The groups are seeking a declaration that Trump's recent executive order regarding social media platforms is unconstitutional, and an injunction blocking the order's implementation.
The order is “fundamentally incompatible with the First Amendment," Rock the Vote, Vote Latino, Common Cause, Free Press and Maplight say in a lawsuit brought Thursday in U.S. District Court for the Northern District of California.
“It is unlawfully retaliatory and coercive, sending a clear and chilling message: question President Trump and face retribution from the entire Executive Branch,” the lawsuit states. The digital rights group Electronic Frontier Foundation represents the organizations.

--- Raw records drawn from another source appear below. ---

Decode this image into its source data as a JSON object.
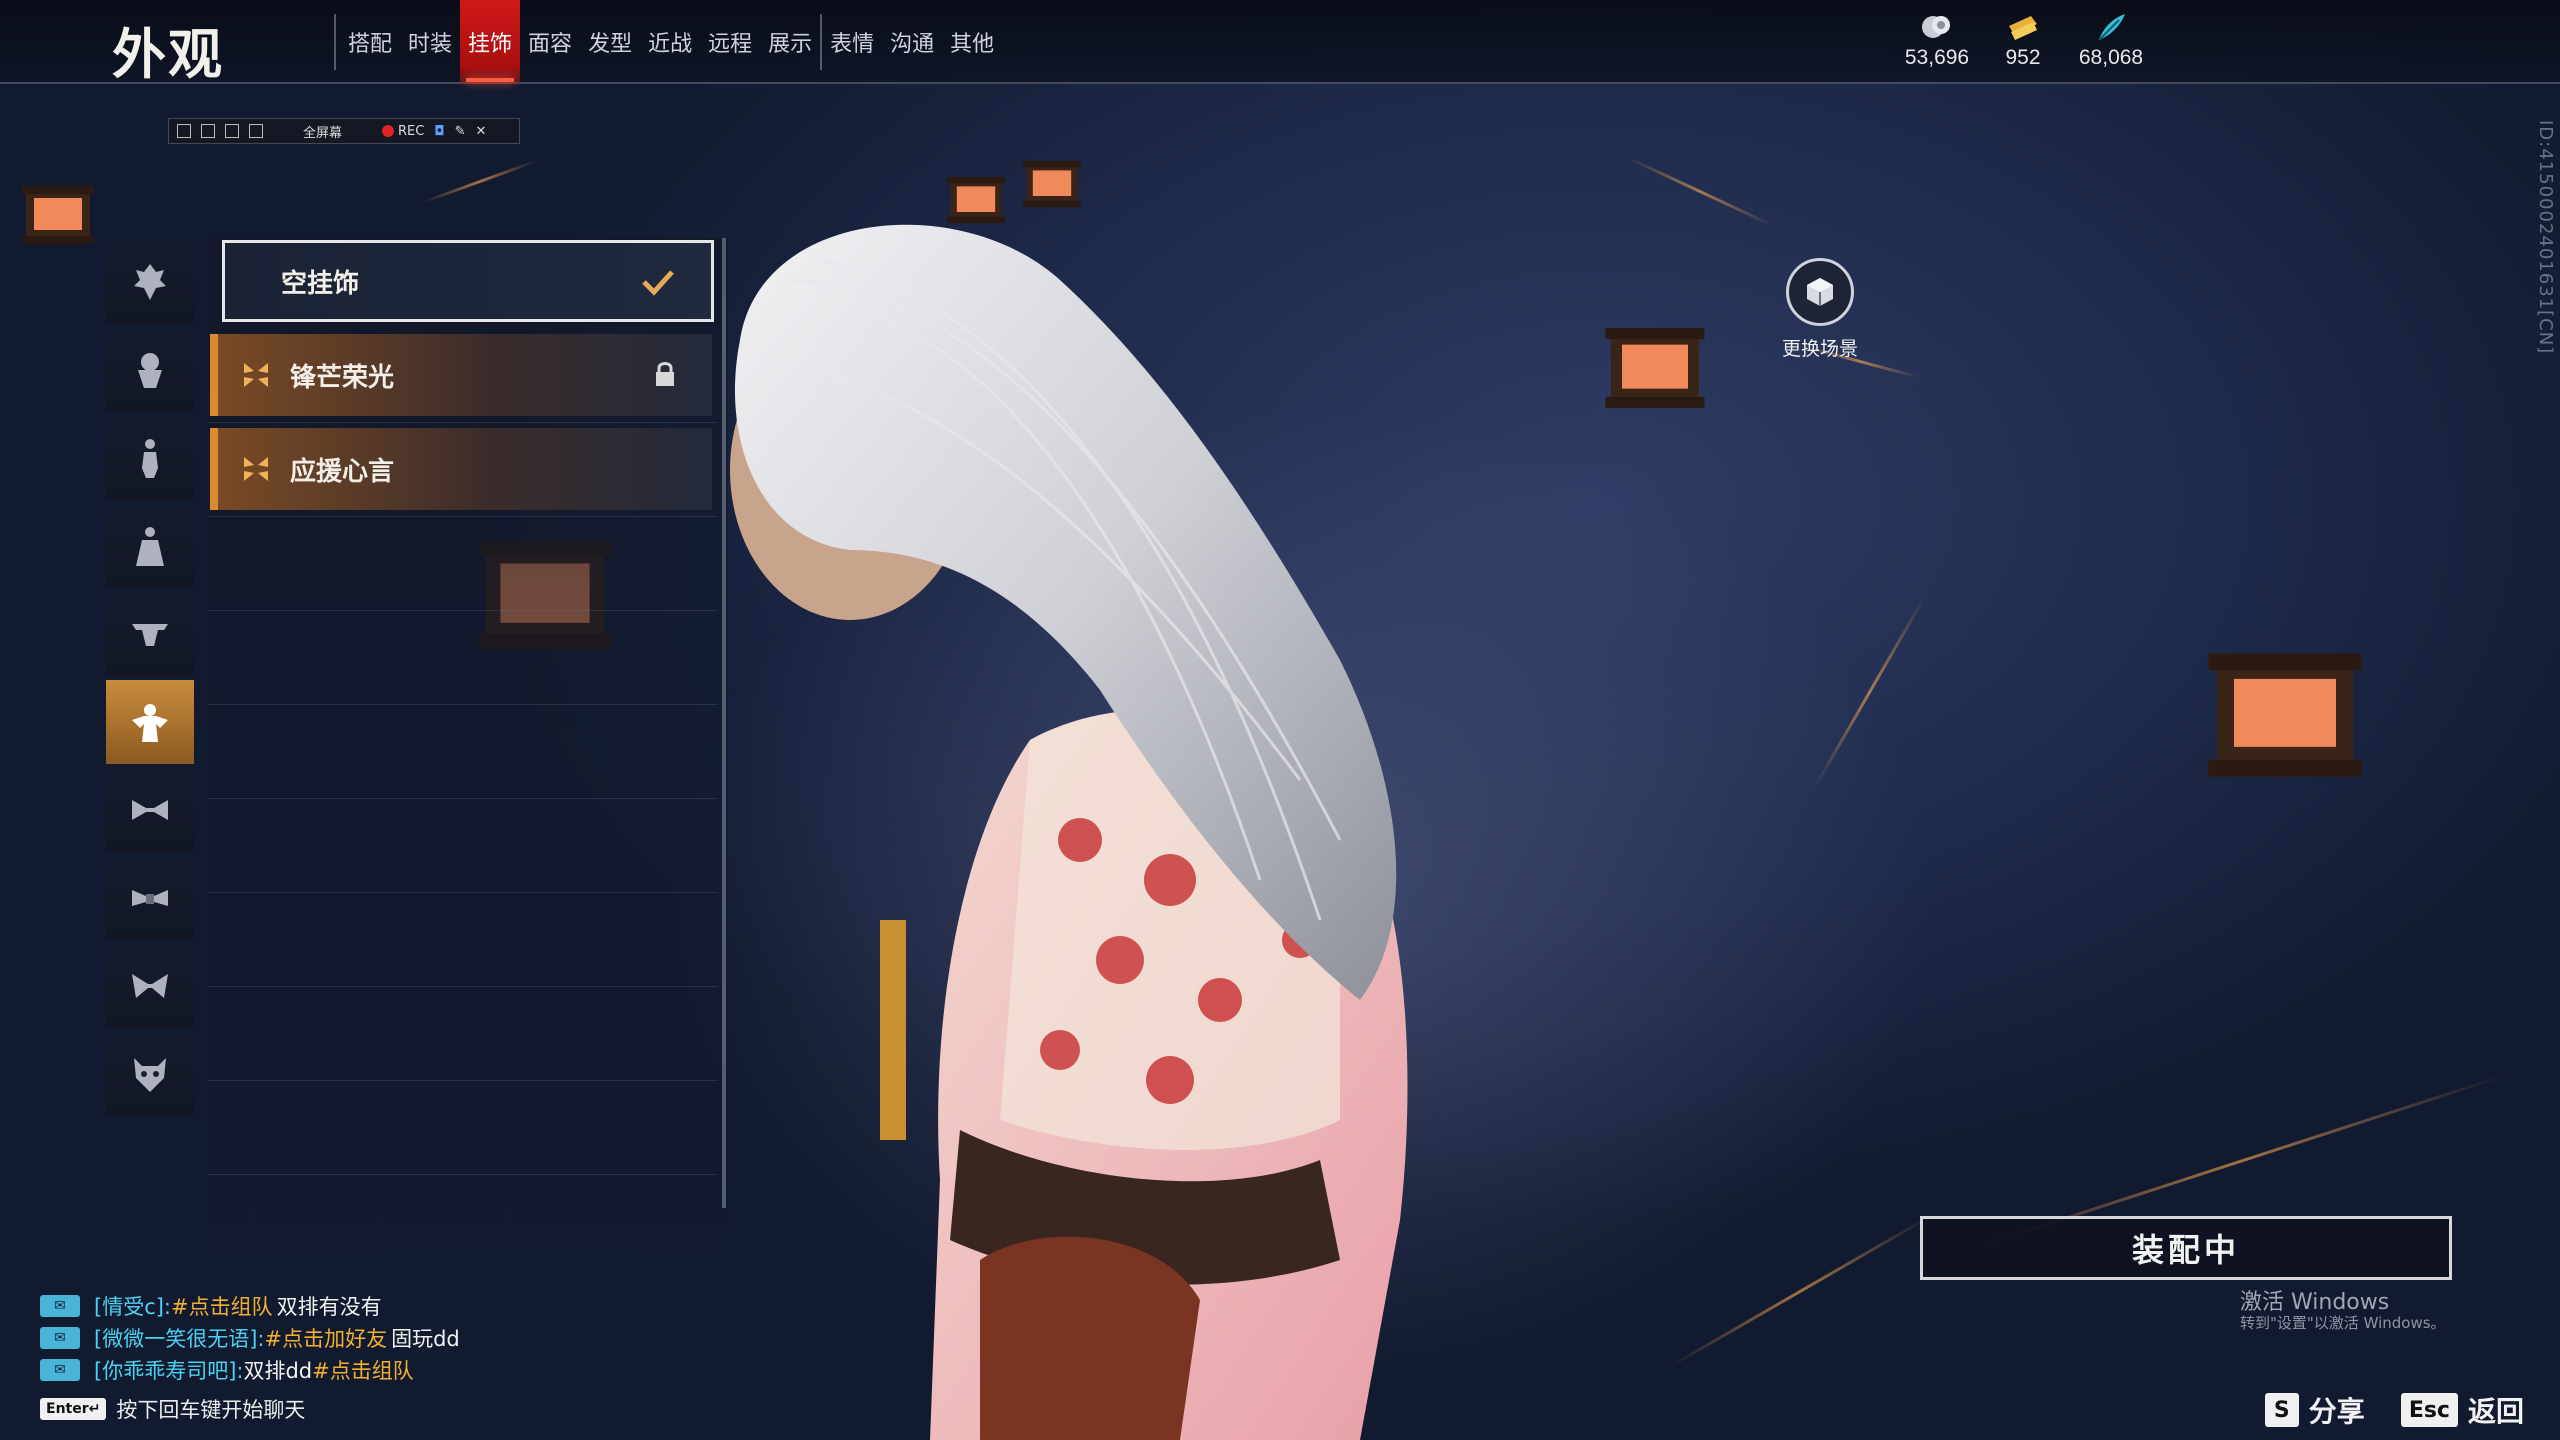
{
  "header": {
    "title": "外观",
    "tabs": [
      {
        "label": "搭配",
        "active": false
      },
      {
        "label": "时装",
        "active": false
      },
      {
        "label": "挂饰",
        "active": true
      },
      {
        "label": "面容",
        "active": false
      },
      {
        "label": "发型",
        "active": false
      },
      {
        "label": "近战",
        "active": false
      },
      {
        "label": "远程",
        "active": false
      },
      {
        "label": "展示",
        "active": false
      },
      {
        "label": "表情",
        "active": false
      },
      {
        "label": "沟通",
        "active": false
      },
      {
        "label": "其他",
        "active": false
      }
    ],
    "currencies": [
      {
        "icon": "coin-icon",
        "value": "53,696"
      },
      {
        "icon": "ticket-icon",
        "value": "952"
      },
      {
        "icon": "feather-icon",
        "value": "68,068"
      }
    ]
  },
  "recorder": {
    "fullscreen_label": "全屏幕",
    "rec_label": "REC"
  },
  "categories": [
    {
      "icon": "category-warrior-icon"
    },
    {
      "icon": "category-head-icon"
    },
    {
      "icon": "category-figure-icon"
    },
    {
      "icon": "category-robe-icon"
    },
    {
      "icon": "category-hat-icon"
    },
    {
      "icon": "category-back-ornament-icon",
      "active": true
    },
    {
      "icon": "category-waist-icon"
    },
    {
      "icon": "category-belt-icon"
    },
    {
      "icon": "category-bow-icon"
    },
    {
      "icon": "category-mask-icon"
    }
  ],
  "items": [
    {
      "label": "空挂饰",
      "state": "selected"
    },
    {
      "label": "锋芒荣光",
      "state": "locked"
    },
    {
      "label": "应援心言",
      "state": "owned"
    }
  ],
  "scene": {
    "label": "更换场景"
  },
  "vertical_id": "ID:4150002401631[CN]",
  "equip": {
    "label": "装配中"
  },
  "windows_notice": {
    "title": "激活 Windows",
    "subtitle": "转到\"设置\"以激活 Windows。"
  },
  "chat": {
    "lines": [
      {
        "name": "[情受c]:",
        "action": "#点击组队",
        "msg": "双排有没有"
      },
      {
        "name": "[微微一笑很无语]:",
        "action": "#点击加好友",
        "msg": "固玩dd"
      },
      {
        "name": "[你乖乖寿司吧]:",
        "msg_pre": "双排dd",
        "action": "#点击组队"
      }
    ],
    "hint_key": "Enter↵",
    "hint": "按下回车键开始聊天"
  },
  "footer": {
    "share_key": "S",
    "share_label": "分享",
    "back_key": "Esc",
    "back_label": "返回"
  }
}
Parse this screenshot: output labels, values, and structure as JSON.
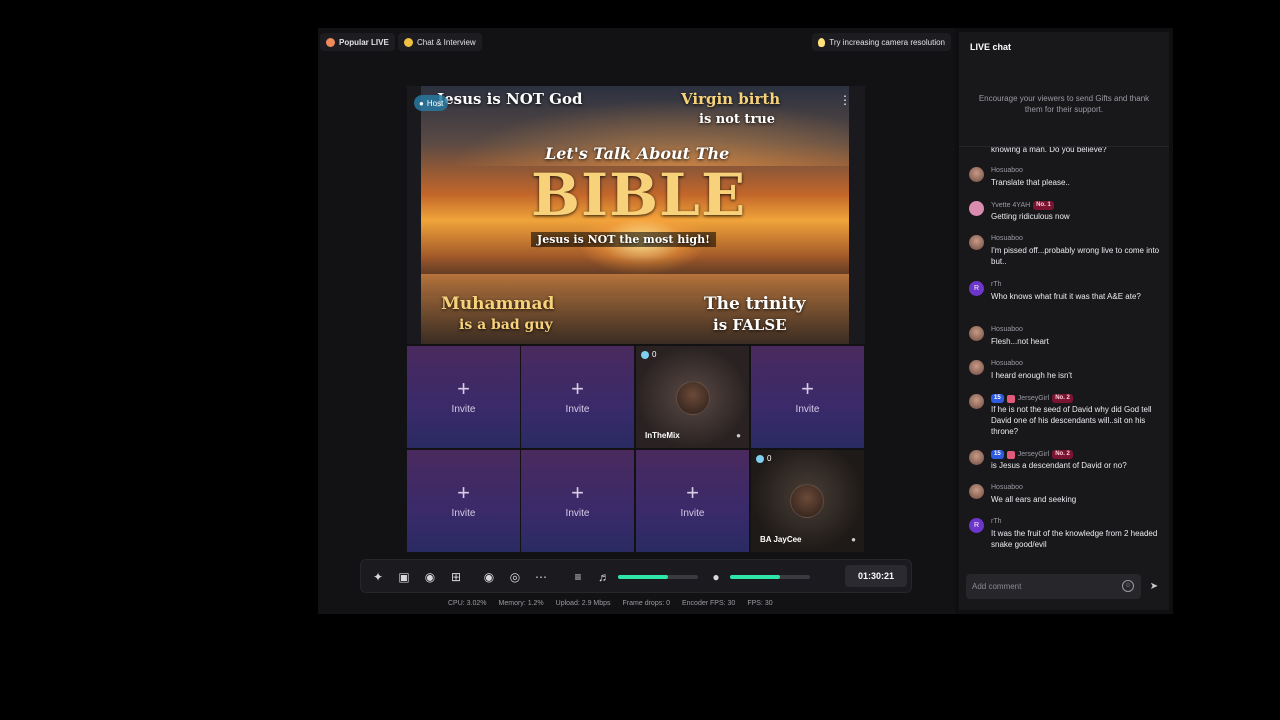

In May, Trump signed an order that aims to tie web companies' protection from lawsuits based on users' speech to the companies' content moderation policies.
The order specifically directed the Commerce Department to petition the Federal Communications Commission to craft regulations that could deprive online platforms of the protections of Section 230 of the Communications Decency Act. That law currently immunizes Twitter, Facebook, YouTube and other websites from civil suits based on material posted by users.
The Commerce Department filed its petition last month, and the FCC is currently accepting comments on it.
Trump issued the executive order after Twitter alerted users to dubious claims relating to voter fraud in two of his tweets.
Rock the Vote and the other challengers argue the order could discourage websites from correcting misinformation -- including false information about voting.
“Online platforms will reasonably respond to the punitive, threatening measures directed by the Executive Order by rolling back their moderating functions,” the lawsuit states. “The Executive Order also will discourage online platforms from engaging in fact-checking partnerships with organizations like plaintiffs, for fear of being viewed as actively working to factcheck the President and his allies.”
The organizations add that “unchecked misinformation” posted by Trump (and others with large followings) can spread quickly.
“This creates confusion for voters, hampers education and advocacy efforts to make elections safe and accessible through procedures such as absentee voting and vote-by-mail, and undermines faith in election systems,” the groups write. “Online platforms’ moderation function is essential to correct the spread of false information, and that moderation function is protected by the First Amendment.”
The groups add: “The effect of the Executive Order--encouraging the spread of misinformation about vote-by-mail, impeding voter registration initiatives, discouraging broader access to voting, and encouraging the spread of other kinds of misinformation and harmful content--flies in the face of the critical purposes plaintiffs serve, frustrates their missions, and will require them to divert scarce resources to combat misinformation."
Earlier this year, the Center for Democracy and Technology filed a separate lawsuit challenging the order. That case is pending in federal court in Washington, D.C.